§ Entries from a dataset of interfaces
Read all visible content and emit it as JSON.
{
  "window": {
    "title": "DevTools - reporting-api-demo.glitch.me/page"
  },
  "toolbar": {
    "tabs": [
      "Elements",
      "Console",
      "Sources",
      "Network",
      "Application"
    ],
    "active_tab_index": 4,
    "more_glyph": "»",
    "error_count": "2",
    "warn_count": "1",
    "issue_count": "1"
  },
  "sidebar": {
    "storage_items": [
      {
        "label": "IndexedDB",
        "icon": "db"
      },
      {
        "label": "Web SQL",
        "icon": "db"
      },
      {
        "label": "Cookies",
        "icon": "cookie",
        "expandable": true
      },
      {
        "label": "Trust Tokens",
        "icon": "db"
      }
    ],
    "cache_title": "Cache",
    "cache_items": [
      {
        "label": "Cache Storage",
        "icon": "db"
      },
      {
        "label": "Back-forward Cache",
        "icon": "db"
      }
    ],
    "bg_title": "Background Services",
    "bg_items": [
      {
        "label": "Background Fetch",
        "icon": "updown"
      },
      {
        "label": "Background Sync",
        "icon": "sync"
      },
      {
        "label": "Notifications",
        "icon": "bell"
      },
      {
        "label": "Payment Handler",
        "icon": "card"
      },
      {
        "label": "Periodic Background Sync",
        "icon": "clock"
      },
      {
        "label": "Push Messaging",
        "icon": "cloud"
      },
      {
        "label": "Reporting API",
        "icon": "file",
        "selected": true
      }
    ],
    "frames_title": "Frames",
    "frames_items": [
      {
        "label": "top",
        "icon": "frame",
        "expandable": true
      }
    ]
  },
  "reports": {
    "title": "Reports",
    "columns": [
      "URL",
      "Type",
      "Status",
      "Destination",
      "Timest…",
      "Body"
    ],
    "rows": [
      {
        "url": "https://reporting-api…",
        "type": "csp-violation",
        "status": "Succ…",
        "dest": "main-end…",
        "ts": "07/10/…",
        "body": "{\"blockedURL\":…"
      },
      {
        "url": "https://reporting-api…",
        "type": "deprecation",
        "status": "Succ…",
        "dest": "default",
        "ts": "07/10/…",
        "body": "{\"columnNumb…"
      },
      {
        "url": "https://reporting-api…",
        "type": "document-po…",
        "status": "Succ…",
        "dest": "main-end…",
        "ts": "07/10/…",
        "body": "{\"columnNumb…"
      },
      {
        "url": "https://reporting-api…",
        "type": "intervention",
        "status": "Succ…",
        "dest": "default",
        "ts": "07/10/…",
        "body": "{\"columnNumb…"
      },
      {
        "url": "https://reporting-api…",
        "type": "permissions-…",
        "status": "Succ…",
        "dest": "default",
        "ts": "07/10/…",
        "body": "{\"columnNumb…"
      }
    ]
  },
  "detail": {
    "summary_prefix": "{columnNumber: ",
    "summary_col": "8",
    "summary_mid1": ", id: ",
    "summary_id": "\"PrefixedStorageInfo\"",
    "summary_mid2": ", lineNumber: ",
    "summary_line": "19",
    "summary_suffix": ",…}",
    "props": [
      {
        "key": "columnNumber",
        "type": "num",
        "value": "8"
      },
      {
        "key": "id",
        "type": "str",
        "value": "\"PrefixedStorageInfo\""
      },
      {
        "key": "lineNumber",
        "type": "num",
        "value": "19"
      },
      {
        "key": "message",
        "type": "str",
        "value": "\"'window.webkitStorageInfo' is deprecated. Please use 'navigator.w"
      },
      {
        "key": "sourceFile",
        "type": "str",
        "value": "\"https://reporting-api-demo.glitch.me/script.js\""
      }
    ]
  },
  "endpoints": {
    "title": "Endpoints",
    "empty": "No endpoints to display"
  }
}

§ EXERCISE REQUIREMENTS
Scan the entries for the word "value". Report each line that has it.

§ SOLVED PROBLEM
        "value": "8"
        "value": "\"PrefixedStorageInfo\""
        "value": "19"
        "value": "\"'window.webkitStorageInfo' is deprecated. Please use 'navigator.w"
        "value": "\"https://reporting-api-demo.glitch.me/script.js\""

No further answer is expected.